• _Brief_: Each line containing the string "Personal" should be copied out of the entries.

• _Input records_:
◇ ◇ ◇

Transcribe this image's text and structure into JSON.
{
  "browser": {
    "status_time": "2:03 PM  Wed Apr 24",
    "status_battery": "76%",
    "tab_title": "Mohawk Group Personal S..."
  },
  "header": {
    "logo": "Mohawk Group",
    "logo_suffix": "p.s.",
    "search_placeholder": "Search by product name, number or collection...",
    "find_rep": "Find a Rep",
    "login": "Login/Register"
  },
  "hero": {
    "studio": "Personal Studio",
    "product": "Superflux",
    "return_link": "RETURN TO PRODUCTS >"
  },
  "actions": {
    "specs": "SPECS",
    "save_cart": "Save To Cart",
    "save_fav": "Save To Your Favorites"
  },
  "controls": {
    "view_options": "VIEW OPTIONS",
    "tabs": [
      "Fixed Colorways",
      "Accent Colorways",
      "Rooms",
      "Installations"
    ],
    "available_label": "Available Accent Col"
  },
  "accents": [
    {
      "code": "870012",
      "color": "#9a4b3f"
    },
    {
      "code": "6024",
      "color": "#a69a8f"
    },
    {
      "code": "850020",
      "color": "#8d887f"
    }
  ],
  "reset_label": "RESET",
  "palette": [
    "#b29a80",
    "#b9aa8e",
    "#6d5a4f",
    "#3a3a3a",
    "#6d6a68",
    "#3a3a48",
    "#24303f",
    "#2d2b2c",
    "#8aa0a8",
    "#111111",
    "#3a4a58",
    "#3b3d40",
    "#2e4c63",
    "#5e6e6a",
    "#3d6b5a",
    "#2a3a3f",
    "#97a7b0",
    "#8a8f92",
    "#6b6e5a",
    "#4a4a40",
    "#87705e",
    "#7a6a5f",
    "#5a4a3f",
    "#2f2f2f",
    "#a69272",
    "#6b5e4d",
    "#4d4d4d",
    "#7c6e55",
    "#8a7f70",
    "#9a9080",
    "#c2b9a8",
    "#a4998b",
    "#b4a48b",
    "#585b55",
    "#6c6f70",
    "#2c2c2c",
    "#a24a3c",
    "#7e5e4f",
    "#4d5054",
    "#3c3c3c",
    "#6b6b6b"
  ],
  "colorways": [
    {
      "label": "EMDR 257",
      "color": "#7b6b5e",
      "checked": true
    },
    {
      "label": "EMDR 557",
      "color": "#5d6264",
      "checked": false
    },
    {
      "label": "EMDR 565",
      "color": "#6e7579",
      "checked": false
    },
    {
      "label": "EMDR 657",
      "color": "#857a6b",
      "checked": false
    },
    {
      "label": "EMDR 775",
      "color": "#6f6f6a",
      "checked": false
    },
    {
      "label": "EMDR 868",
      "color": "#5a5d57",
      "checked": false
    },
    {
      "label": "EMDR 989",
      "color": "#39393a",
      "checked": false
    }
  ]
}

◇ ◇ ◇

• _Output of the exercise_:
    "tab_title": "Mohawk Group Personal S..."
    "studio": "Personal Studio",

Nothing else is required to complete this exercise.